After they visited the 1.5 mile prototype tunnel being built under Los Angeles, they laid into it with criticisms. They are just the latest among a string of people who have visited the project and left unimpressed.
The Boring Company Loop system pic.twitter.com/xVpDHzZKXB
— The Boring Company (@boringcompany) December 19, 2018
Beware if You Have Claustrophobia
In Virginia, plans are underway to build a rail including a $1.3 billion bridge between Virginia and Washington. The troupe of Virginian transportation officials trekked to Musk’s project earlier this year to get ideas for their plan.
One of the main criticisms is the tunnel’s size… It’s small. Michael McLaughlin, Virginia’s chief of rail transportation, told the Commonwealth Transportation Board’s public transit subcommittee about the group’s findings last week. He stated:

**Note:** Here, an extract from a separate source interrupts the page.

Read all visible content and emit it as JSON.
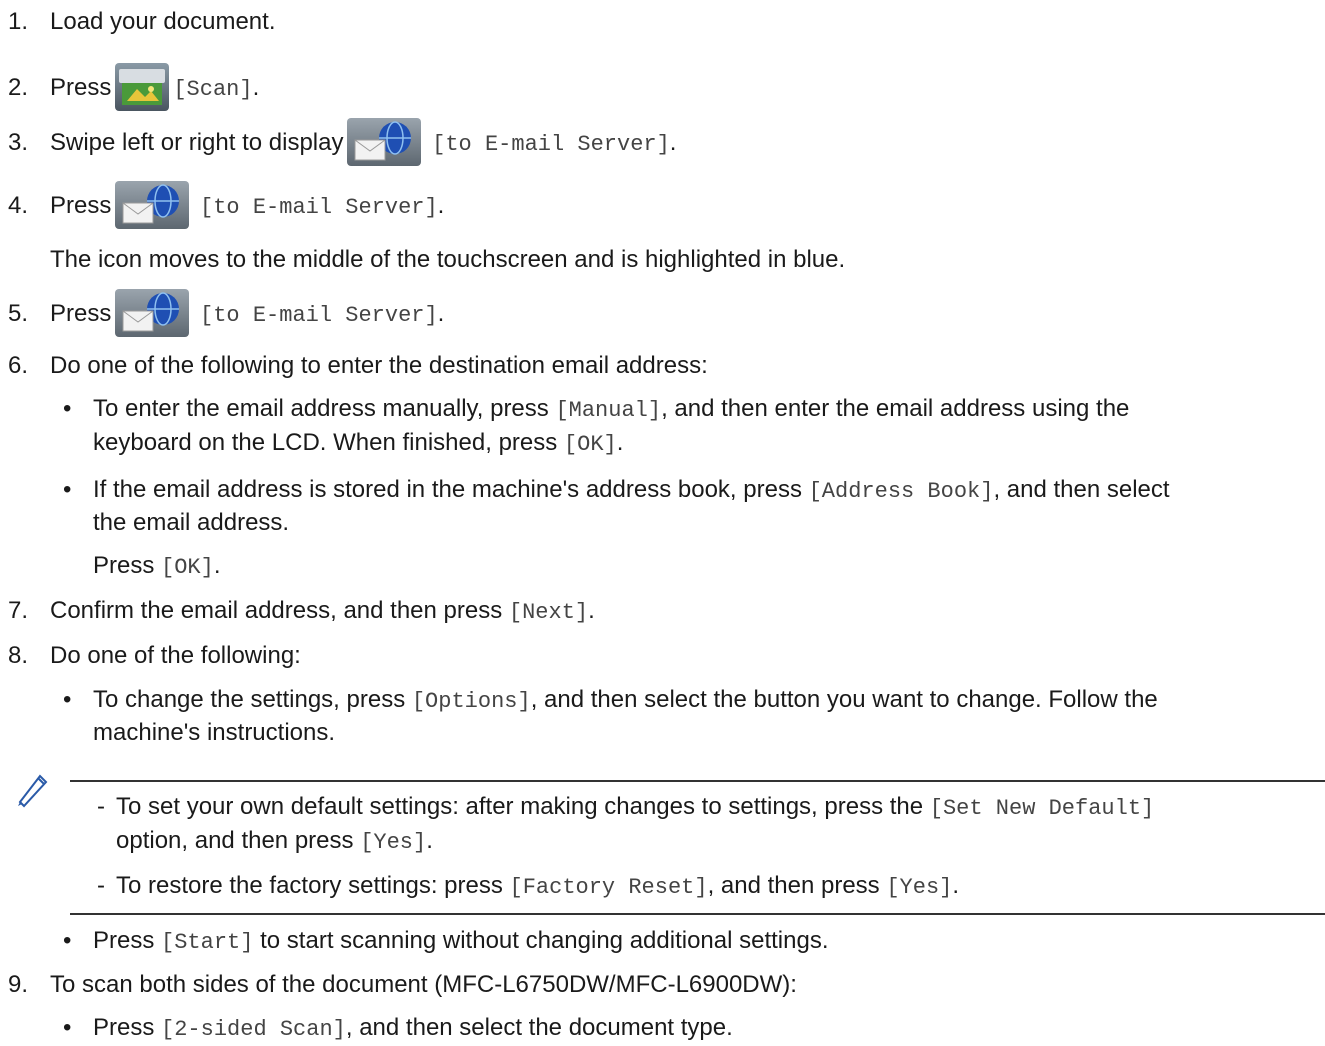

If one day we decide it’s feasible, we’ll obviously come back to you.
Musk tried to explain the tunnel’s size during a proof-of-concept launch event last year. The project entails lowering autonomous, electric vehicles from street level into the underground tunnel.
One of the key concerns about the L.A. tunnel relates to its feasibility. They may sound simple enough. However, those related to regulations could stall the project or prevent it from ever becoming a reality. This is a concern for Virginia officials.
The state runs the risk of delaying any moves on its rail project if it waits for Musk’s tunnel to overcome challenges. Any technological advances being hailed in the prototype could be obsolete by the time all regulatory hurdles are jumped.
Where’s the Thrill?
Other officials who whizzed through the tunnel with McLauglin reported that nothing they saw would lead them to change their approach to transit in the near term. Scott Kasprowicz, a Commonwealth Transportation Board member, says:
I don’t mean to suggest that they don’t have a serious plan in mind, but I don’t consider the steps they’ve taken to date to be substantive. They’ve purchased a used boring machine. They’ve put a bore in the neighborhood where they developed the SpaceX product, and they’ve taken a Model 3 and put guide wheels on it. They’re running it through the tunnel at 60 miles per hour. None of that, I think, is really significant from a standpoint of moving this process forward.
A Mashable reporter took a ride through the tunnel and walked away with similar thoughts:
The elevator is slow, and construction is rough and exposed. Switching on the green light to signal ‘go’ still appears to be a manual process. Most notably, the tunnel ride in a Tesla Model X was bumpy and didn’t surpass a top speed of 40 mph.
Musk has stressed that the tunnel is a work in progress. He has acknowledged that there are areas of improvement constantly being identified. The question is if others will have the patience to wait, or will they pass like the Virginians?